Feminism in a world beyond foundations, beyond totalization, specific, localized, can still be a group activity but now radically democratic, drawing on the experiences of each other, validating one's own experience by reference to the experience of other women in similar situations and groups, mutual validation and mutual support with mutual respect.
A local, specific, struggle, still done together, though without force and without totalization, still with lots of sharing.
The lesson for the men, meanwhile, might be to learn from the women's struggle and from the sophistication it has taken, for the sake of men's liberation and men's autonomy in a way that is equally local and specific and finally non-oppressive, whether of themselves or others. We yet have a lot to learn. As Hegel has taught us, a dialectic of master and slave, dominance and subordination whether overt or disguised is not the way to go. Perhaps the women can show men another way? To reclaim our sameness which we have denied as well as live the differences and aim for a non-oppressive, non-totalizing autonomy.

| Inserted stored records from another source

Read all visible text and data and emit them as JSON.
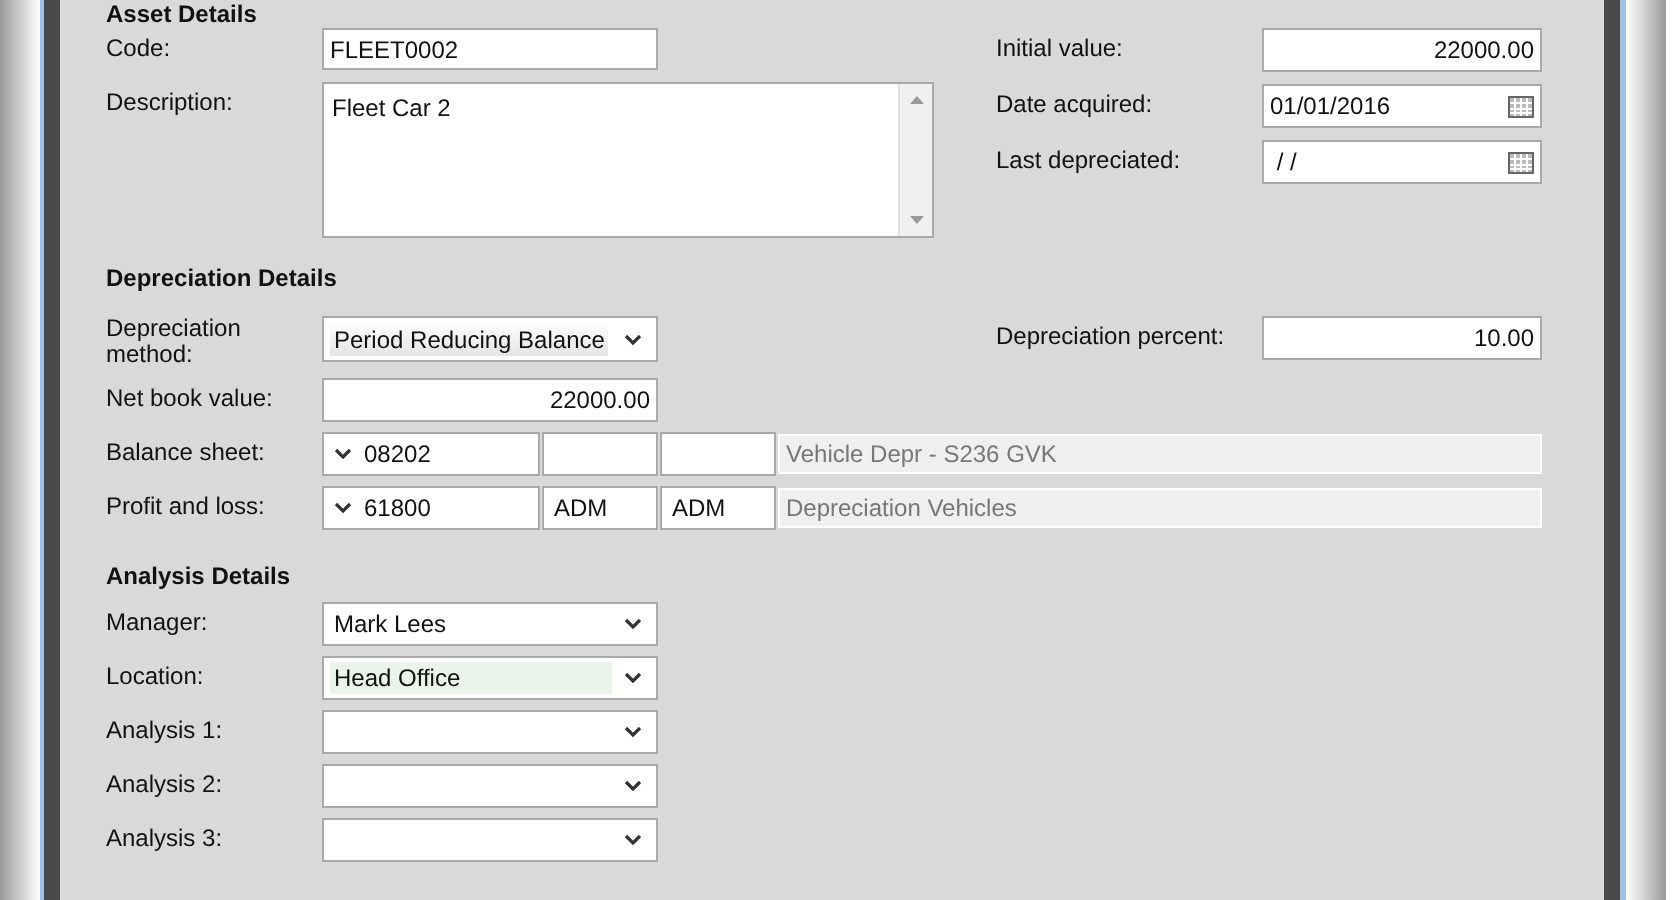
{
  "asset_details": {
    "heading": "Asset Details",
    "code": {
      "label": "Code:",
      "value": "FLEET0002"
    },
    "description": {
      "label": "Description:",
      "value": "Fleet Car 2"
    },
    "initial_value": {
      "label": "Initial value:",
      "value": "22000.00"
    },
    "date_acquired": {
      "label": "Date acquired:",
      "value": "01/01/2016"
    },
    "last_depreciated": {
      "label": "Last depreciated:",
      "value": " / /"
    }
  },
  "depreciation_details": {
    "heading": "Depreciation Details",
    "method": {
      "label": "Depreciation method:",
      "value": "Period Reducing Balance"
    },
    "net_book_value": {
      "label": "Net book value:",
      "value": "22000.00"
    },
    "percent": {
      "label": "Depreciation percent:",
      "value": "10.00"
    },
    "accounts": [
      {
        "label": "Balance sheet:",
        "code": "08202",
        "cells": [
          {},
          {}
        ],
        "description": "Vehicle Depr - S236 GVK"
      },
      {
        "label": "Profit and loss:",
        "code": "61800",
        "cells": [
          {
            "value": "ADM"
          },
          {
            "value": "ADM"
          }
        ],
        "description": "Depreciation Vehicles"
      }
    ]
  },
  "analysis_details": {
    "heading": "Analysis Details",
    "fields": [
      {
        "label": "Manager:",
        "value": "Mark Lees",
        "highlighted": false
      },
      {
        "label": "Location:",
        "value": "Head Office",
        "highlighted": true
      },
      {
        "label": "Analysis 1:",
        "highlighted": false
      },
      {
        "label": "Analysis 2:",
        "highlighted": false
      },
      {
        "label": "Analysis 3:",
        "highlighted": false
      }
    ]
  }
}
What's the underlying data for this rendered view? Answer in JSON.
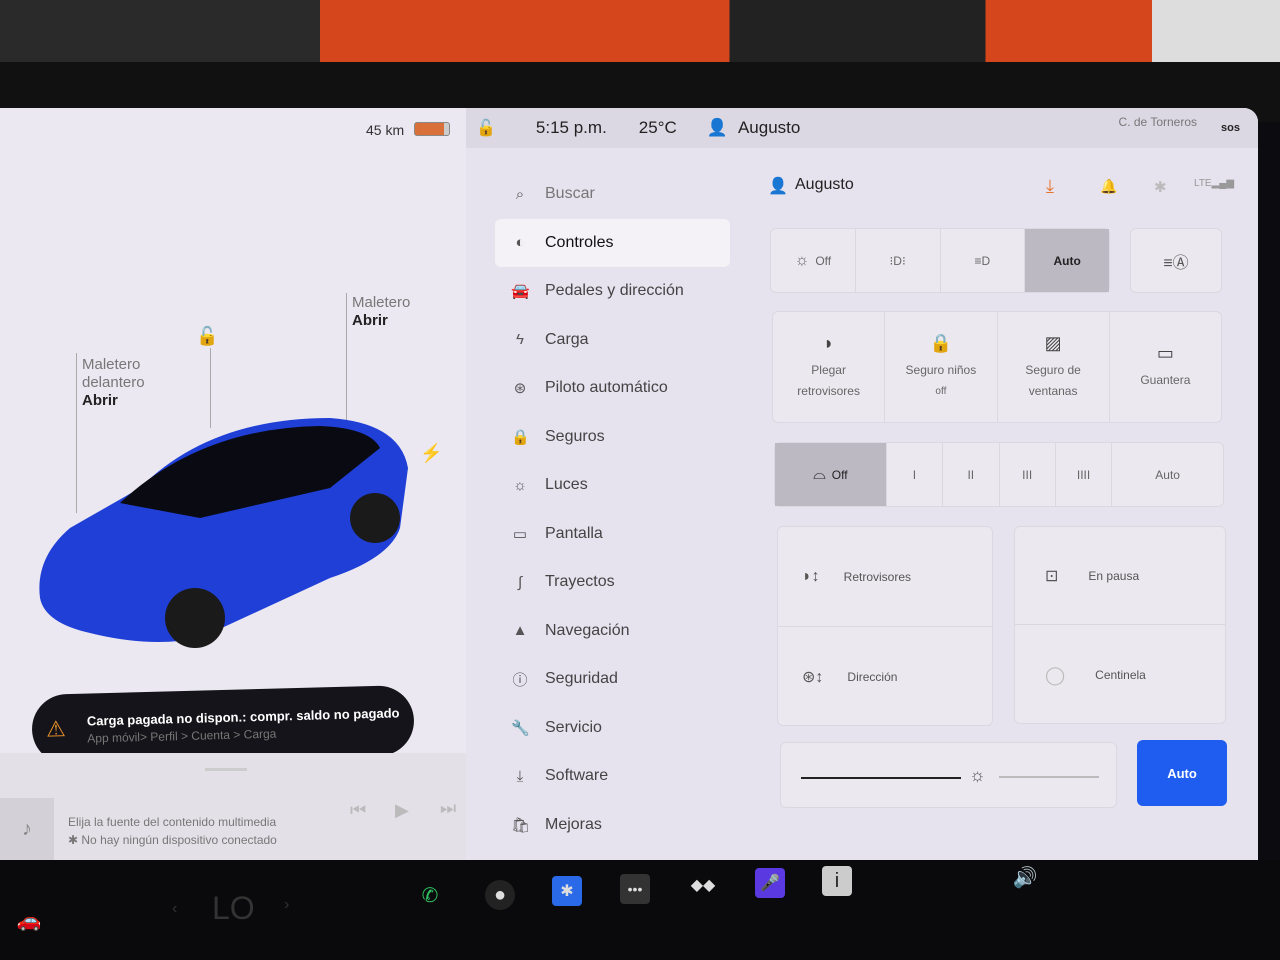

For a non-foundationalist epistemological grounding of contemporary feminisms, see article by Ann Seller in Feminist Perspectives in Philosophy: via a variety of reflective equilibrium.
Compare also Elizabeth Schussler Fiorenza: modern in goal, post-modern in strategy, local and specific critical hermeneutics, moving from a liberating meaning to a liberating interpretative process which in its results is as varied as demanded by the situation and the experiences of the people in it.
For some sophisticated self-critical but committed feminist theory, see especially the work of Catherine Keller and also the Australian philosopher Val Plumwood.
One problem with post-modern feminist gender theory: precisely because it is so specific and localizing, in practice it may make one too susceptible to effective totalization by late capitalist globalizing consumerism.
This, however, is the fault of the post-structuralist ‘background theory’ rather than the feminism as such.